App and web page records
■ ■ ■
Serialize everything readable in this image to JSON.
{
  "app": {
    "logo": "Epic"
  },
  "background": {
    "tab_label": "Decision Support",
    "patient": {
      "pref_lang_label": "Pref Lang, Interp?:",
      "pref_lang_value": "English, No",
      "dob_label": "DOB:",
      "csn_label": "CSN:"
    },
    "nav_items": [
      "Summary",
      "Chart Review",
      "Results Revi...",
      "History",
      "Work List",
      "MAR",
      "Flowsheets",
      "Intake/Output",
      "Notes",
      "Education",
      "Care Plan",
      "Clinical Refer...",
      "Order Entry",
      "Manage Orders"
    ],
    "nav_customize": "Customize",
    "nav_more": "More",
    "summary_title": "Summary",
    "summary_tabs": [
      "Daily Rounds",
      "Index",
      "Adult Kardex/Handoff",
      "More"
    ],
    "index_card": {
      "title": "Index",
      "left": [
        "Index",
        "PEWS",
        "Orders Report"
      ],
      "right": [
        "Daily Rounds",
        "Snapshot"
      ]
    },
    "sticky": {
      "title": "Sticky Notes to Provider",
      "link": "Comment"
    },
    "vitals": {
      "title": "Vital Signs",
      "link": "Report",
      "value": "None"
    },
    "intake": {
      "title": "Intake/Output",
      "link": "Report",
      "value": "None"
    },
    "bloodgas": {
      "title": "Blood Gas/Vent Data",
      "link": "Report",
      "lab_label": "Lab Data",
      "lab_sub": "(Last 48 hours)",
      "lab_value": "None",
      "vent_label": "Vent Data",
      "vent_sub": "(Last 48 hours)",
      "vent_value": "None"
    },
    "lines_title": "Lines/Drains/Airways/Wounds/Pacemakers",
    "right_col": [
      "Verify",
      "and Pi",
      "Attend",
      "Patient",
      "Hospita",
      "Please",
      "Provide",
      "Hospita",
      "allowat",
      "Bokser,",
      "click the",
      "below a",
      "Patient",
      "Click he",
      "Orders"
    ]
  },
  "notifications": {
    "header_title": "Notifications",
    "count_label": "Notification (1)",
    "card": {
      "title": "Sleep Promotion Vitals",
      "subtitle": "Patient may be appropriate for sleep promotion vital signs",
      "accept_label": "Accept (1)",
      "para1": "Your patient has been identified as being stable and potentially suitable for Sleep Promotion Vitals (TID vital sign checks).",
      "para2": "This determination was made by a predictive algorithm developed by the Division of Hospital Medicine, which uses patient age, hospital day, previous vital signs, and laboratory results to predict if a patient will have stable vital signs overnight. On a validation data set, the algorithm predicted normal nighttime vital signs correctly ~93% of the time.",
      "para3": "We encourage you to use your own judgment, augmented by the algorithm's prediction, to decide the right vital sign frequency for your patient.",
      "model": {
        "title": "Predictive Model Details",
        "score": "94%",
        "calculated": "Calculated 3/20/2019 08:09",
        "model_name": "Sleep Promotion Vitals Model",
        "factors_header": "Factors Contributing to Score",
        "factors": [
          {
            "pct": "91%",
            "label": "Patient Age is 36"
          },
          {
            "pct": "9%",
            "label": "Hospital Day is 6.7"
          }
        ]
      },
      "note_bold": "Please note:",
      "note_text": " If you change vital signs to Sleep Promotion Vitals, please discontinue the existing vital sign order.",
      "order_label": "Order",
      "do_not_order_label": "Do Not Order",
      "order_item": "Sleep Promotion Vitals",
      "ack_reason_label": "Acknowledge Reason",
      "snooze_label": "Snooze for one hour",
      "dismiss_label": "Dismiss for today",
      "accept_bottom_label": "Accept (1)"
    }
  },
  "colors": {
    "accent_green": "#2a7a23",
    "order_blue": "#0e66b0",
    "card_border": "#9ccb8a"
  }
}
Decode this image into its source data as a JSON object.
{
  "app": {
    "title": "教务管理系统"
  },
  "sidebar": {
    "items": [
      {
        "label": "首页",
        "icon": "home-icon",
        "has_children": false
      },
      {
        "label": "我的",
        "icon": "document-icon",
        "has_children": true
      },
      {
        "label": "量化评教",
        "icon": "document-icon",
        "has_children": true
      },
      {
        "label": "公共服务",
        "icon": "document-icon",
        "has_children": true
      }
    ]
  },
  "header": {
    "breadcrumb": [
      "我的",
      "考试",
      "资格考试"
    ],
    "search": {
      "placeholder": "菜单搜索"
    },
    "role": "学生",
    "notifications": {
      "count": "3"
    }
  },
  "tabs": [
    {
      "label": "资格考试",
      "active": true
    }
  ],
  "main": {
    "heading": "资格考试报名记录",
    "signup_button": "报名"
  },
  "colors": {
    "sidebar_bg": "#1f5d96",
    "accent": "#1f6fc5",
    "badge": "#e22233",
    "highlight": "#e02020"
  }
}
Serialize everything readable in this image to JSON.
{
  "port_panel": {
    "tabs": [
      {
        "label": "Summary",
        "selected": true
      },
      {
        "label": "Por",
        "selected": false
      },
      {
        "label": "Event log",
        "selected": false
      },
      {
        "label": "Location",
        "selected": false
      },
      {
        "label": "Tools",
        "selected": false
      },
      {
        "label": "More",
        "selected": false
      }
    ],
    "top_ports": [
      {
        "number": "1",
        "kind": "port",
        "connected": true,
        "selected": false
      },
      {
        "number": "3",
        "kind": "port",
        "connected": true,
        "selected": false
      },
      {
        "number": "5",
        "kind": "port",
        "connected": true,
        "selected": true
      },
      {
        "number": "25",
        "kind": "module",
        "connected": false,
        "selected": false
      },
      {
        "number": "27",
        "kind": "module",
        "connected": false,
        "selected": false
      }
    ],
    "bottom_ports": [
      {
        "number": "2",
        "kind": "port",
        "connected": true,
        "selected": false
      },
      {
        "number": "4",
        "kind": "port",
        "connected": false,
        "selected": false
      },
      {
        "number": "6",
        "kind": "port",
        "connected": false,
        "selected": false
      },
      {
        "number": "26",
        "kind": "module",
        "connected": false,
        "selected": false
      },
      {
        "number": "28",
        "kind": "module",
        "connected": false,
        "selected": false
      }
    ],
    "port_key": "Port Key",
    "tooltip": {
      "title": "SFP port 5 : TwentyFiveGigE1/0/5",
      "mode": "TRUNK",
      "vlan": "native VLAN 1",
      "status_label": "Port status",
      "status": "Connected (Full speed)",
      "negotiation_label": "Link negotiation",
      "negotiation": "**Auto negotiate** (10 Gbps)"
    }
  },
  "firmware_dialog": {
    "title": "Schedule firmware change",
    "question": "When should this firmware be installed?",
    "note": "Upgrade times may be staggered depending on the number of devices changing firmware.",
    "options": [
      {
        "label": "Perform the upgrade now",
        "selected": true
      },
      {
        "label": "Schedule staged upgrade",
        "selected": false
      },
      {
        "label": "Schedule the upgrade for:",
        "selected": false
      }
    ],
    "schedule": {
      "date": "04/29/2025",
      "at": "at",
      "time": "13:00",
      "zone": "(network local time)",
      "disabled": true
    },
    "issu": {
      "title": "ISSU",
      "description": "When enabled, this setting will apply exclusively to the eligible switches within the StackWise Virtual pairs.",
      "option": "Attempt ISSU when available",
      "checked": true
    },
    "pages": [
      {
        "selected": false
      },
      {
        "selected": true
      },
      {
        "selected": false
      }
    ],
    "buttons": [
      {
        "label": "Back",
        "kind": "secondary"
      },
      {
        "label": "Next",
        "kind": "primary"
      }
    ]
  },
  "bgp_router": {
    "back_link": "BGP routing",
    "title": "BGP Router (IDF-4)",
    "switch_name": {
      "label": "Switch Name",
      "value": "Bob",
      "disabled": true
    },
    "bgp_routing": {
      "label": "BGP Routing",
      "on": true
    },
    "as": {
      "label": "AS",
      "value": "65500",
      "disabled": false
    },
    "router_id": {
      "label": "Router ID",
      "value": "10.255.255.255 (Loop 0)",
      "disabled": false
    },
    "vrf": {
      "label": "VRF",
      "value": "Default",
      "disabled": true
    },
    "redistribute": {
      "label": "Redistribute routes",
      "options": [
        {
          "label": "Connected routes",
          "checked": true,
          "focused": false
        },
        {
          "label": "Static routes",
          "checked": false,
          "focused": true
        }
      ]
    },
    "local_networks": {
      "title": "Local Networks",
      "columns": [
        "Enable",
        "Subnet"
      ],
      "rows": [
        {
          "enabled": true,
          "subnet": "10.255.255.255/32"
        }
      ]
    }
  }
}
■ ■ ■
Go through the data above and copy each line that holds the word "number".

Solution to this problem:
        "number": "1",
        "number": "3",
        "number": "5",
        "number": "25",
        "number": "27",
        "number": "2",
        "number": "4",
        "number": "6",
        "number": "26",
        "number": "28",
    "note": "Upgrade times may be staggered depending on the number of devices changing firmware.",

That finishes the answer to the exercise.